You are a robot vacuum.
That’s the premise of Rumu, a point-and-click game developed by Aussie indie studio Robot House. Emerge an intimate, dollhouse-like smart home, a person control RUMU, a robot vacuum which becomes self-aware.
Guiding RUMU on its journey is usually Sabrina, the home’s artificial cleverness, a cast of semi-intelligent products, and Ada, the cat. Some thing draws RUMU away from cleaning up right after its owners David and Cecily, leading to it exploring the house, plus examining the question of life by itself.

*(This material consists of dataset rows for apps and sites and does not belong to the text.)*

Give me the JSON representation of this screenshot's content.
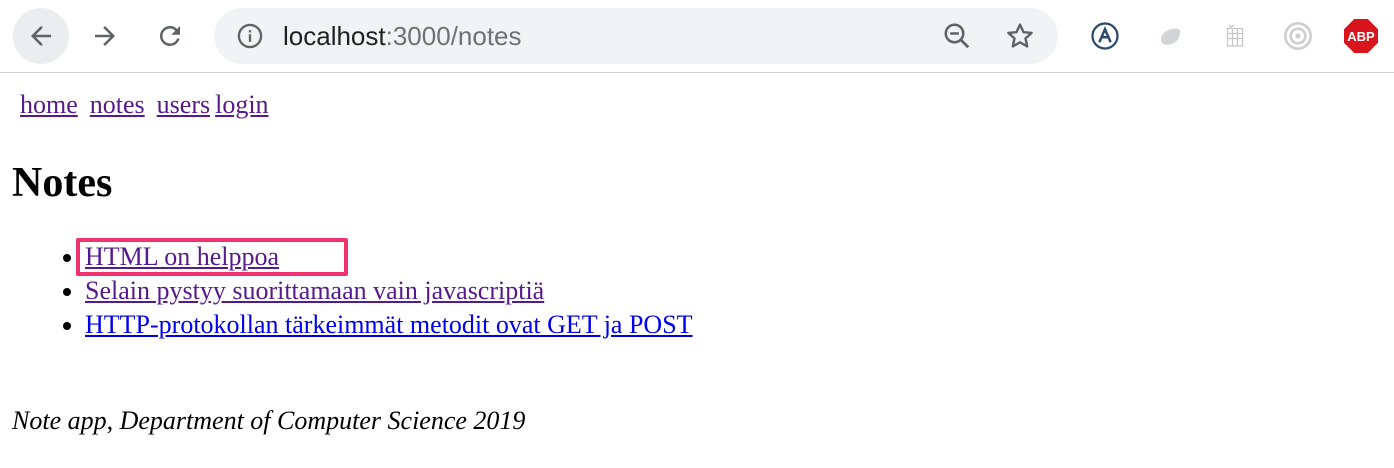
{
  "browser": {
    "url_host": "localhost",
    "url_path": ":3000/notes",
    "icons": {
      "back": "back-arrow-icon",
      "forward": "forward-arrow-icon",
      "reload": "reload-icon",
      "info": "info-icon",
      "zoom": "zoom-out-icon",
      "bookmark": "star-icon"
    },
    "extensions": {
      "ext1": "translate-a-icon",
      "ext2": "gray-blob-extension-icon",
      "ext3": "grid-extension-icon",
      "ext4": "target-extension-icon",
      "abp_label": "ABP"
    }
  },
  "nav": {
    "home": "home",
    "notes": "notes",
    "users": "users",
    "login": "login"
  },
  "heading": "Notes",
  "notes": [
    {
      "text": "HTML on helppoa"
    },
    {
      "text": "Selain pystyy suorittamaan vain javascriptiä"
    },
    {
      "text": "HTTP-protokollan tärkeimmät metodit ovat GET ja POST"
    }
  ],
  "footer": "Note app, Department of Computer Science 2019",
  "colors": {
    "visited_link": "#551a8b",
    "unvisited_link": "#0000ee",
    "highlight": "#f0326e",
    "abp_red": "#d8141c"
  }
}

“The question the overall game keeps asking you is if it’s directly to give something feelings, to give some thing emotions, ” Rumu’s gamerunner Number one ally McLean explained to Mashable. Â
“Is it a burden or is it the privilege? There are multiple situations through the entire game where you are given a choice, which teaches a lot about yourself. “
Taking inspiration from games such as Firewatch and films like Ex Machina and Westworld, Rumu functions an adorable little robot which could easily fit in Pixar’s repertoire, an una Wall-E, but the story takes a good arguably more serious bent as you find out the truth about RUMU’s family.
“When we first frequency Rumu… there was a lot more comedy inside it than there is now, ” McLean said. “It was this branching narrative where this robot vacuum cleaner was trying to subvert what the proprietors of the house wanted, challenging its cleansing mechanics and warring with the kitty. “
“There are still elements of that will in this, but as we worked with somebody like Dan McMahon (the game’s writer, who is also behind L. A. Noire), who could inform the best version of the story, this became a lot more about the relationship in between RUMU and Sabrina. Â
“That complex dynamic between them is really the way you learn about the story of the family. “
An early version from the game displayed at PAX Quotes, set for release by the end from the year on Steam. Much of Rumu‘s gameplay is puzzle oriented, yet it’s the story McLean hopes stays with players.
“People are likely to take lots of different things from the story, there are things that left unsaid or even are open to interpretation. Ultimately, it might be great if the narrative stays with individuals, ” she said.